THE number of vulnerable pupils in Scottish schools has reached a record high at a time of cuts to support services, new figures show.

Statistics from the Scottish Government show the number of pupils with Additional Support Needs (ASN) is 183,491.

The figure represents more than a quarter of the overall pupil population and an increase of over 55 per cent since 2012.

The Scottish Children’s Services Coalition, which represents independent providers of special needs education, said council spending on ASN had been slashed in recent years.

A coalition spokesman said: “It is promising that this increase tells us more young people with ASN are being identified, but it comes against a worrying background of cuts.

“The cost to society if investment is not increased will hinder any efforts to close the educational attainment gap.”

Liz Smith, education spokeswoman for the Scottish Conservative Party, described the statistics as “alarming”.

She said: “This comes at a time when there are significant pressures on teachers with specialist skills.”

Under the 2004 Education (Additional Support for Learning) (Scotland) Act a statutory duty is placed on councils to identify, provide for and review the additional support needs of their pupils.

ASN covers pupils with a range of issues including learning disabilities, dyslexia, a visual or hearing impairment, language or speech disorders, autism and social, emotional and behavioural difficulties.

In May last year a poll by the ENABLE Scotland charity found 70 per cent of ASN pupils said they lacked support while 94 per cent of parents felt schools were not getting enough resources.

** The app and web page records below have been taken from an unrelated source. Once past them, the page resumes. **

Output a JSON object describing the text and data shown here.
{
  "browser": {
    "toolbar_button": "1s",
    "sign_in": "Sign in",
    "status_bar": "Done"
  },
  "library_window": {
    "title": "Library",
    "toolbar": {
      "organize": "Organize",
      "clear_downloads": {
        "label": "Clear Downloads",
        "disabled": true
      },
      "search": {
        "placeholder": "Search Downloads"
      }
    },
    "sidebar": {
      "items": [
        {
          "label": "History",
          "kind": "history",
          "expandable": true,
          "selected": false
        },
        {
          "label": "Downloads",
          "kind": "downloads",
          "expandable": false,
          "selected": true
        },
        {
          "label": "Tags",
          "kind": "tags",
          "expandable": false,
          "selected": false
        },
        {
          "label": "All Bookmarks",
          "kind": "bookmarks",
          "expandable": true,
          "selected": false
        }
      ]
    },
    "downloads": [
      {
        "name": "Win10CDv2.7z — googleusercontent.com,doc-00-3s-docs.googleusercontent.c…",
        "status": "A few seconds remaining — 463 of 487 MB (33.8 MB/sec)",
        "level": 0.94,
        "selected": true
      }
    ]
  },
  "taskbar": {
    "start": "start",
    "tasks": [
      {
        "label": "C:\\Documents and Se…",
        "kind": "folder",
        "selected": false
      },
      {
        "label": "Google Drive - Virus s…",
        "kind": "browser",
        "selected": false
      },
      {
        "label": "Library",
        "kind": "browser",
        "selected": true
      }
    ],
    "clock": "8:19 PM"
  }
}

The survey, of more than 250 parents and children, also found 85 per cent of young people with learning disabilities said they were excluded from opportunities offered to other pupils.